WHAT THE TASK ASKS: Read the data below line by line and copy each one with "Internal" in it.

-------- DATA TO USE

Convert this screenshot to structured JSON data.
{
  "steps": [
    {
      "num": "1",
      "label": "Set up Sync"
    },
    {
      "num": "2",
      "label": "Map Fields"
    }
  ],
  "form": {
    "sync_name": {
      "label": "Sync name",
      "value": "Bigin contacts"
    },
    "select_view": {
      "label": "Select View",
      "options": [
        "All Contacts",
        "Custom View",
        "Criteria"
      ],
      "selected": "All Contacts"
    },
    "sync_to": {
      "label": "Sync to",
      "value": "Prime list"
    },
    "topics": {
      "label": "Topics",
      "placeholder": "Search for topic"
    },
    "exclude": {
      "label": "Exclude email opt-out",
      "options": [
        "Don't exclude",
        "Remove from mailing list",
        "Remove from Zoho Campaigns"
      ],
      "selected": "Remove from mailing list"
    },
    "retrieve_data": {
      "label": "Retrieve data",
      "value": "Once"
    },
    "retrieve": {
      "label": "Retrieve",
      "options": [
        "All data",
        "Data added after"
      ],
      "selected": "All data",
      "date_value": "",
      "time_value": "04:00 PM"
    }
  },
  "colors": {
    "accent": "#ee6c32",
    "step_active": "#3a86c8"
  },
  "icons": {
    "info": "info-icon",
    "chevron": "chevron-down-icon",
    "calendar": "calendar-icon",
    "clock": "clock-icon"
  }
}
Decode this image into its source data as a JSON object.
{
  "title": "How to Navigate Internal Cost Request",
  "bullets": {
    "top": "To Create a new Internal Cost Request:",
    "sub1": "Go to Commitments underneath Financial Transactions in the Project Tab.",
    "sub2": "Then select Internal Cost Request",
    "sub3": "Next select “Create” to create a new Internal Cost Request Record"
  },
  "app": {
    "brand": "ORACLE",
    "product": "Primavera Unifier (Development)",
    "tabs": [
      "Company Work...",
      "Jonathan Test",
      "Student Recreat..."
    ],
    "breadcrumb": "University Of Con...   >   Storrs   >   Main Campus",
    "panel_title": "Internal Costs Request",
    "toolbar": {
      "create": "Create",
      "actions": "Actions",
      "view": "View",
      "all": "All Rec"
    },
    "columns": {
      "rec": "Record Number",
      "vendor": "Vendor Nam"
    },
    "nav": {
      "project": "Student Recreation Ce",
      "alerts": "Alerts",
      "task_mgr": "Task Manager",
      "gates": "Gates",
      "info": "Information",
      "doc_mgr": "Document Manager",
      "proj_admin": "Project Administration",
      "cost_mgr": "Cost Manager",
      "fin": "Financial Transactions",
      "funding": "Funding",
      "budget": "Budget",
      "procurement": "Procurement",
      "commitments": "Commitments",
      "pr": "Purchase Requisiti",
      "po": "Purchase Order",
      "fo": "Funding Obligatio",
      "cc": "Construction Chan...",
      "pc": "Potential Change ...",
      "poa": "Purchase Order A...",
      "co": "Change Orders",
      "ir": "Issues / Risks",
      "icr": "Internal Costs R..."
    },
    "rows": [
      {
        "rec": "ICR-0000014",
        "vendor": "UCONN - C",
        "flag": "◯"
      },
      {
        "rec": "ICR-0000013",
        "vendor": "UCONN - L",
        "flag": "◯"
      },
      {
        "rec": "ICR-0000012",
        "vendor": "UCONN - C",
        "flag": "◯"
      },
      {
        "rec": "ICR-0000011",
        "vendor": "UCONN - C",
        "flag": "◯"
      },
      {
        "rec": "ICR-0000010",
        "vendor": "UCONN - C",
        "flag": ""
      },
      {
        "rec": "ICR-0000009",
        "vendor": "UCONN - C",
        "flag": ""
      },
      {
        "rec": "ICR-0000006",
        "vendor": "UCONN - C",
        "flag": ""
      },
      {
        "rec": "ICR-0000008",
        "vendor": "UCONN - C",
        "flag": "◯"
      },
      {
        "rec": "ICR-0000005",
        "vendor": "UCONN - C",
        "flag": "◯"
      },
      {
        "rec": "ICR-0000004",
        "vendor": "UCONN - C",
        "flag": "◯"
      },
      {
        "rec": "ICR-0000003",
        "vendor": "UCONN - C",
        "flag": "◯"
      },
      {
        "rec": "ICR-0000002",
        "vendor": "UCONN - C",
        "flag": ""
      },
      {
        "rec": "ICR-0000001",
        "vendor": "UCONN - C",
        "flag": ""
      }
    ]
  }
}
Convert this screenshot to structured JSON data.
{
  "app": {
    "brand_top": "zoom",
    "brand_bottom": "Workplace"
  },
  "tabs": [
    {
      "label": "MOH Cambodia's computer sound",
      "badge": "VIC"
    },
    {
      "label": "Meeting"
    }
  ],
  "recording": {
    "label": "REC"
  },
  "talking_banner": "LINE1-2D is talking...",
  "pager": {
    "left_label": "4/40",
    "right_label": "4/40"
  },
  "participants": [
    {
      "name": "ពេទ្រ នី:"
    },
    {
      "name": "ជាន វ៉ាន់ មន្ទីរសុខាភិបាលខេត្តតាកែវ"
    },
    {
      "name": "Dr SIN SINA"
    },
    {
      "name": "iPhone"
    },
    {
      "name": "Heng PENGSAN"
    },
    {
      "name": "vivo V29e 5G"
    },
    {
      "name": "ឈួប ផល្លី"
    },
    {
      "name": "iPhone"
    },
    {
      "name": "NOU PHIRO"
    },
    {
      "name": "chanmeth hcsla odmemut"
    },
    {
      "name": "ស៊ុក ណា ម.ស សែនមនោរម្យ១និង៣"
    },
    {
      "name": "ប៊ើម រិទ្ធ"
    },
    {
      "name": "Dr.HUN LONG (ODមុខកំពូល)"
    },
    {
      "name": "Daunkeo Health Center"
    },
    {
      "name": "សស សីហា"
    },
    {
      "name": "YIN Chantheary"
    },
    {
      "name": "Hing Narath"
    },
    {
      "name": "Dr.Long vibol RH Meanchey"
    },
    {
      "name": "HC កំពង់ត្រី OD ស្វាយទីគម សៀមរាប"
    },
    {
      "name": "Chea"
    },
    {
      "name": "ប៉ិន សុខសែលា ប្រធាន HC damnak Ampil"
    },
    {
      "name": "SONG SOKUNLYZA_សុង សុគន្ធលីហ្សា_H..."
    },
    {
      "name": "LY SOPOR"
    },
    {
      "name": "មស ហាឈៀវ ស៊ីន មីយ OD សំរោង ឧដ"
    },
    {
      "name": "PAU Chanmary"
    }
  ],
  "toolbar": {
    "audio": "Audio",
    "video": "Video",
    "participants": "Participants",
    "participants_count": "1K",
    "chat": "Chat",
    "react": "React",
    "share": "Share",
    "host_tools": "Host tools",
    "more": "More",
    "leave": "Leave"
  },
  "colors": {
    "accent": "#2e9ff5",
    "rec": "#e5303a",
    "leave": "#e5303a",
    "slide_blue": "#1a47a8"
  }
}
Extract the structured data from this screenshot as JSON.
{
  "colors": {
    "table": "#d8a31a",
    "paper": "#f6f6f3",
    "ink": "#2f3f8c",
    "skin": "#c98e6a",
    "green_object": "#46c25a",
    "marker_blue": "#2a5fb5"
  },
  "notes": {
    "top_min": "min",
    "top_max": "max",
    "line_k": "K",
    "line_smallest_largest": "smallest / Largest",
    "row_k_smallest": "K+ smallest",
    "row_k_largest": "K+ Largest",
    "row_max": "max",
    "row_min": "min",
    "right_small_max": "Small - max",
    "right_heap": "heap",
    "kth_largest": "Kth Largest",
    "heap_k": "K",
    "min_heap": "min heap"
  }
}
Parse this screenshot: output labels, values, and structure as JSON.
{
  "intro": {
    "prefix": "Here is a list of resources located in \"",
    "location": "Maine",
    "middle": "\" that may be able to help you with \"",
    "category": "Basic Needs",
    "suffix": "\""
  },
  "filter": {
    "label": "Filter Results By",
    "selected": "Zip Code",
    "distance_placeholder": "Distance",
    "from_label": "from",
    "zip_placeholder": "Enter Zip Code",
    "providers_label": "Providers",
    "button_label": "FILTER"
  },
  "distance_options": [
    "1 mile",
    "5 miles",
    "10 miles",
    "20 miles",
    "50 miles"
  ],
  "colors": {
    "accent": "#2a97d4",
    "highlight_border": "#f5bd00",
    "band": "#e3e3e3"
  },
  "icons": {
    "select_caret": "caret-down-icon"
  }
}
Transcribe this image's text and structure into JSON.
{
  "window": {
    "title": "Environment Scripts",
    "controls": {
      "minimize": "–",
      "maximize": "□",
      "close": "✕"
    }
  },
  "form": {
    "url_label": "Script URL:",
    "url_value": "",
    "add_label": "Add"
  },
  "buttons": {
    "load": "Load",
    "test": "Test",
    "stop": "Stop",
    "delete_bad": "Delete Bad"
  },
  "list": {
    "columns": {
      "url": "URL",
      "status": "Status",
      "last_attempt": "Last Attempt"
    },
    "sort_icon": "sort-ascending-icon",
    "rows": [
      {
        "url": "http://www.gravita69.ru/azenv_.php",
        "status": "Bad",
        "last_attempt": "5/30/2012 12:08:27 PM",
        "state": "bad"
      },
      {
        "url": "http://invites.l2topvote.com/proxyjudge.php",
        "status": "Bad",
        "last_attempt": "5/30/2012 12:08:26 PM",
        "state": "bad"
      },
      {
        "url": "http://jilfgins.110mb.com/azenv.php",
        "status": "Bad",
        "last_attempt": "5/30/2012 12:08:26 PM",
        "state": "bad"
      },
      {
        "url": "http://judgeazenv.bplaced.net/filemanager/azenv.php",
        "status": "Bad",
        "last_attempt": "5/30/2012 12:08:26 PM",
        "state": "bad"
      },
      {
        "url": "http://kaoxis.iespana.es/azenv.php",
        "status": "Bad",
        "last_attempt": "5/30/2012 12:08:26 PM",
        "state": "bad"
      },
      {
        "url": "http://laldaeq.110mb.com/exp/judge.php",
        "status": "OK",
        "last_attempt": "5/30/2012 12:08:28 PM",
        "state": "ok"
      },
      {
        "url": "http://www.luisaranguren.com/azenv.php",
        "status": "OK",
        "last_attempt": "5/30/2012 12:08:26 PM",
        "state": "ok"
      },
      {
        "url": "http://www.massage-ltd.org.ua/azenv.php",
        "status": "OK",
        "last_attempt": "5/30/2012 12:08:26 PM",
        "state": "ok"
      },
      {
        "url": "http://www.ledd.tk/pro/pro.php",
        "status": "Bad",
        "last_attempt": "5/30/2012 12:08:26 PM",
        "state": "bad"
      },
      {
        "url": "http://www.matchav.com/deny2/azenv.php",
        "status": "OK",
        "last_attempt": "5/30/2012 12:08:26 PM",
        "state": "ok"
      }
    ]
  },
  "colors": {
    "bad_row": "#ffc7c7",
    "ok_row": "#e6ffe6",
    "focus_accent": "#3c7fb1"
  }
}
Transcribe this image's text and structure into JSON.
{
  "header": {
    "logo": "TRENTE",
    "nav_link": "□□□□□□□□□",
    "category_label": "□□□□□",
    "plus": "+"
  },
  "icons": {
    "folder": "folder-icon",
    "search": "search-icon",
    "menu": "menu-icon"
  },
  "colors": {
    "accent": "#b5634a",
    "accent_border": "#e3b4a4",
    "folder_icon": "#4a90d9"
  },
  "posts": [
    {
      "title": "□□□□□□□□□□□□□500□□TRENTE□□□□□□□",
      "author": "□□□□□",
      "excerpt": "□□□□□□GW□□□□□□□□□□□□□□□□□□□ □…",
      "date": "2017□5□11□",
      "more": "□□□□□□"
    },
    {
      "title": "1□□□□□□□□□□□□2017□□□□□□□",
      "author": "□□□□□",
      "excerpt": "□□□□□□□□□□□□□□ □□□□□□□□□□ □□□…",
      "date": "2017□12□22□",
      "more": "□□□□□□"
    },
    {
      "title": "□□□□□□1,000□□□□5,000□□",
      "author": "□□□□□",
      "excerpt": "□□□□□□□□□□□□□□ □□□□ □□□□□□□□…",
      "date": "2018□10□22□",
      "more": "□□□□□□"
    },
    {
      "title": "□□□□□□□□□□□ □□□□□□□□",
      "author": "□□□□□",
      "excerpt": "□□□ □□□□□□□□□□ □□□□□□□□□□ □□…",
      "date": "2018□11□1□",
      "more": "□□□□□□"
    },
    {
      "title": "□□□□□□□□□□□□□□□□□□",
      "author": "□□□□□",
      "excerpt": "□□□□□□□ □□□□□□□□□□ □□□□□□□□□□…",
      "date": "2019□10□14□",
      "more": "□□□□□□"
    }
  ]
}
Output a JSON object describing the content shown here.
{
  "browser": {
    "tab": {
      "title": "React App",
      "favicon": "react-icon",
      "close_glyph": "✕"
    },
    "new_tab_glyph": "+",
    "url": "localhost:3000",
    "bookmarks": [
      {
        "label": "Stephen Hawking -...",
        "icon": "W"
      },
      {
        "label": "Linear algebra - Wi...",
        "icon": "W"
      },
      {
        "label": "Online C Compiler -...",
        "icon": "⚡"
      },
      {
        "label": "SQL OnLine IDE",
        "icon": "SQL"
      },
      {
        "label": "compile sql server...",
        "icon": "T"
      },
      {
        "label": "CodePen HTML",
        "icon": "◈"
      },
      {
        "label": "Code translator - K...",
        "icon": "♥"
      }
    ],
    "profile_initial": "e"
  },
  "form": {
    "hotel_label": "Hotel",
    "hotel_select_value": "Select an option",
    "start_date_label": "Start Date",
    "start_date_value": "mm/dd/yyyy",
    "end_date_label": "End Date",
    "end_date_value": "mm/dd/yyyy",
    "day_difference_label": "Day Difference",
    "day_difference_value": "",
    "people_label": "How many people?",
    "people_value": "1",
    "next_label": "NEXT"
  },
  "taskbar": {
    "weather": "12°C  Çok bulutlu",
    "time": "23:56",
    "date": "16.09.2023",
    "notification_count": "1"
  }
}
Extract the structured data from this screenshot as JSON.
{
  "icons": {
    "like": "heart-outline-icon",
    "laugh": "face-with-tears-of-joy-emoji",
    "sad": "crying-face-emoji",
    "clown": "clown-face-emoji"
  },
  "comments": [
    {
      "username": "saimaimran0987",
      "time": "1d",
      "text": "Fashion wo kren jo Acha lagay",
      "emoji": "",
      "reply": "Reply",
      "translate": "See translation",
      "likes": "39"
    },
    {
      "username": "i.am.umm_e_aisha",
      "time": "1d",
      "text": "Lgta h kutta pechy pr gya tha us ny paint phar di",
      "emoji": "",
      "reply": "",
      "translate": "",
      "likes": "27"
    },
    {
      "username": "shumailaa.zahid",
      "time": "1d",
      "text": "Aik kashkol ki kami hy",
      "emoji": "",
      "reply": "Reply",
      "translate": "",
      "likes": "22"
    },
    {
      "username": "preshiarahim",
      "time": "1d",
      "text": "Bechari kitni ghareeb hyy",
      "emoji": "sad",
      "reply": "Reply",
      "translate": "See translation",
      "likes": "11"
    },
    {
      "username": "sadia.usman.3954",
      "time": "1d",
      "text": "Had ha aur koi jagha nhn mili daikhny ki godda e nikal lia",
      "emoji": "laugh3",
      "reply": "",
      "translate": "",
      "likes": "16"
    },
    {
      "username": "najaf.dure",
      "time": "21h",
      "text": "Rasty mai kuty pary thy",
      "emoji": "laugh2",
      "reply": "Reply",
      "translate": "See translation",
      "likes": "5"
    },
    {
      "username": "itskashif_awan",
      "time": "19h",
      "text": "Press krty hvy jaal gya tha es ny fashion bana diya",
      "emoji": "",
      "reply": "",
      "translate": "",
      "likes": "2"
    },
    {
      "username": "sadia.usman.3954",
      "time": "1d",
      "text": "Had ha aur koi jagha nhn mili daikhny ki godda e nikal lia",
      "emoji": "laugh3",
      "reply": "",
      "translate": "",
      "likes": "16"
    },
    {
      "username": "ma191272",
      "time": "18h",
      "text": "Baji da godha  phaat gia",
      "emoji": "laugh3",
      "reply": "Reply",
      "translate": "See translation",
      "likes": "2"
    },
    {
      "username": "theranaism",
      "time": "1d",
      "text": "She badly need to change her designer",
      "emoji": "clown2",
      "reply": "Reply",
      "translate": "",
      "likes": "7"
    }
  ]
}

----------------

ANSWER TO THIS TASK:
  "title": "How to Navigate Internal Cost Request",
    "top": "To Create a new Internal Cost Request:",
    "sub2": "Then select Internal Cost Request",
    "sub3": "Next select “Create” to create a new Internal Cost Request Record"
    "panel_title": "Internal Costs Request",
      "icr": "Internal Costs R..."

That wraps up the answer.